*** PROVIDED DATA Section Begins ***

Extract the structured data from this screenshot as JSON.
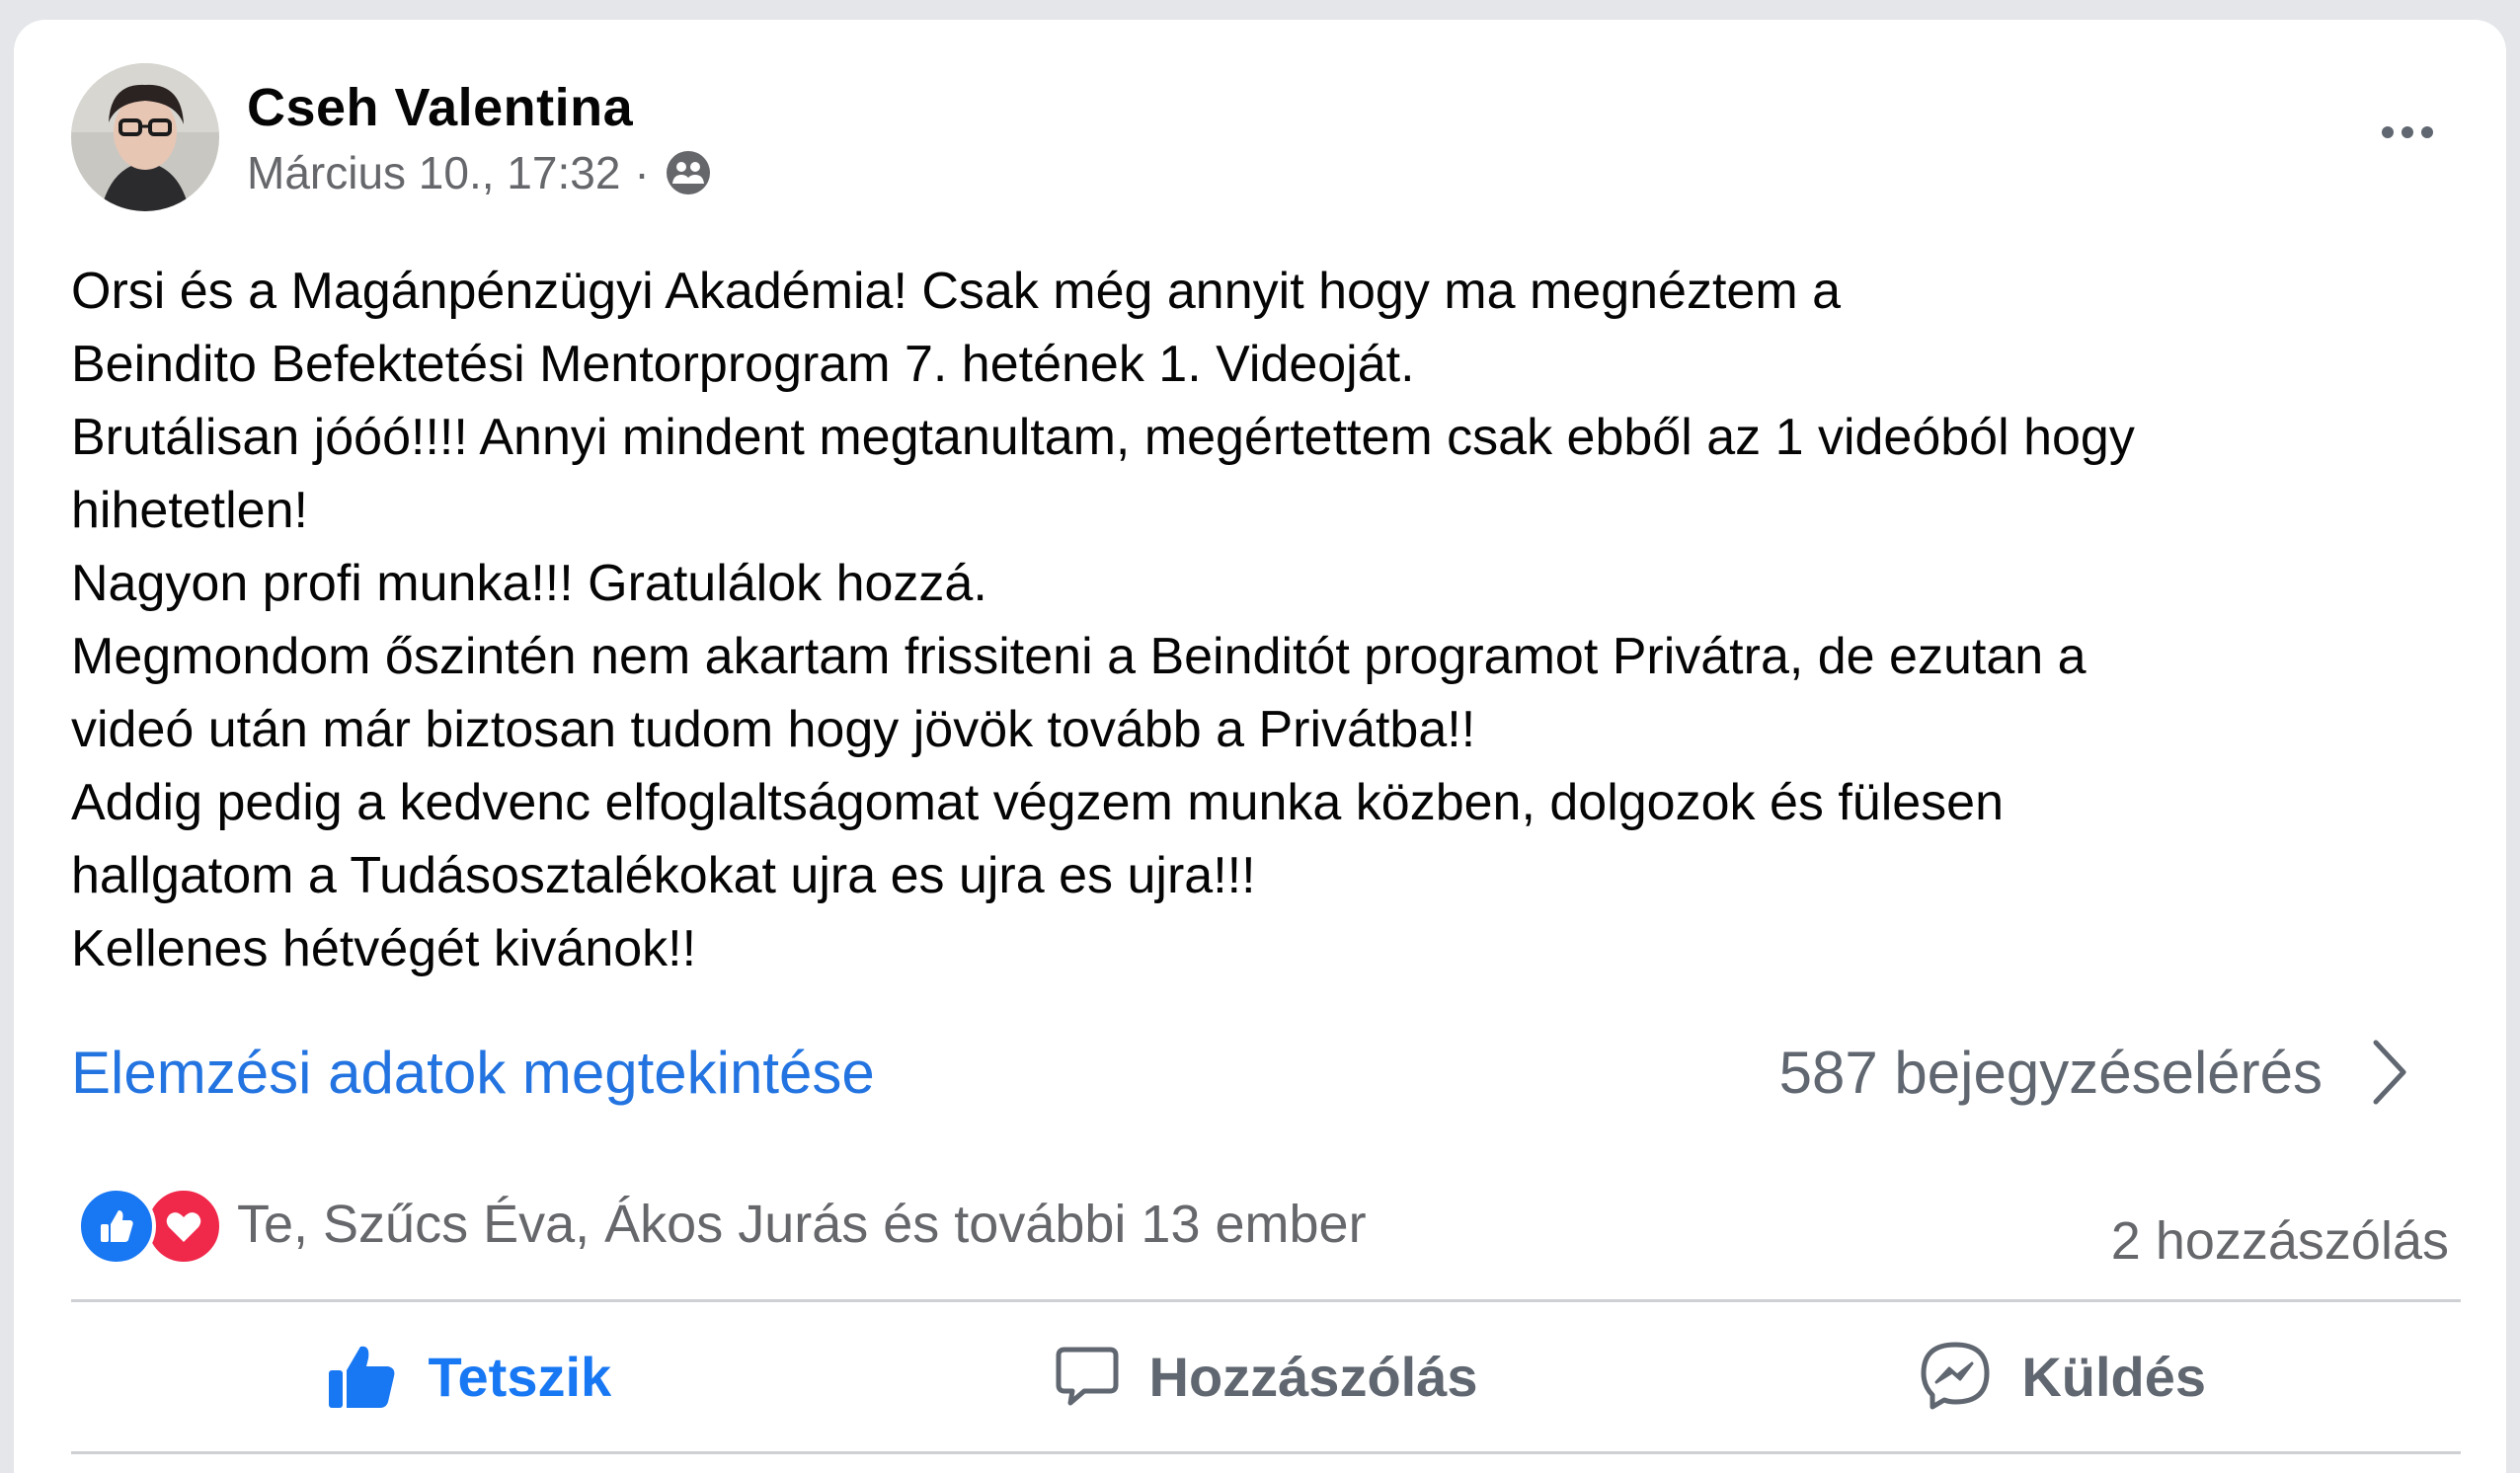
{
  "post": {
    "author": "Cseh Valentina",
    "timestamp": "Március 10., 17:32",
    "separator": "·",
    "audience_icon": "friends-icon",
    "lines": [
      "Orsi és a Magánpénzügyi Akadémia! Csak még annyit hogy ma megnéztem a",
      "Beindito Befektetési Mentorprogram 7. hetének 1. Videoját.",
      "Brutálisan jóóó!!!! Annyi mindent megtanultam, megértettem csak ebből az 1 videóból hogy",
      "hihetetlen!",
      "Nagyon profi munka!!! Gratulálok hozzá.",
      "Megmondom őszintén nem akartam frissiteni a Beinditót programot Privátra, de ezutan a",
      "videó után már biztosan tudom hogy jövök tovább a Privátba!!",
      "Addig pedig a kedvenc elfoglaltságomat végzem munka közben, dolgozok és fülesen",
      "hallgatom a Tudásosztalékokat ujra es ujra es ujra!!!",
      "Kellenes hétvégét kivánok!!"
    ]
  },
  "insights": {
    "link_label": "Elemzési adatok megtekintése",
    "engagement": "587 bejegyzéselérés"
  },
  "reactions": {
    "names": "Te, Szűcs Éva, Ákos Jurás és további 13 ember",
    "comments": "2 hozzászólás"
  },
  "actions": {
    "like": "Tetszik",
    "comment": "Hozzászólás",
    "send": "Küldés"
  },
  "colors": {
    "accent": "#1877f2",
    "link": "#2374e1",
    "secondary_text": "#65676b",
    "love": "#f0284a"
  }
}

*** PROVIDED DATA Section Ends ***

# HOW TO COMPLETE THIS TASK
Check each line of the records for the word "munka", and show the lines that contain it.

# ANSWER BOX
      "Nagyon profi munka!!! Gratulálok hozzá.",
      "Addig pedig a kedvenc elfoglaltságomat végzem munka közben, dolgozok és fülesen",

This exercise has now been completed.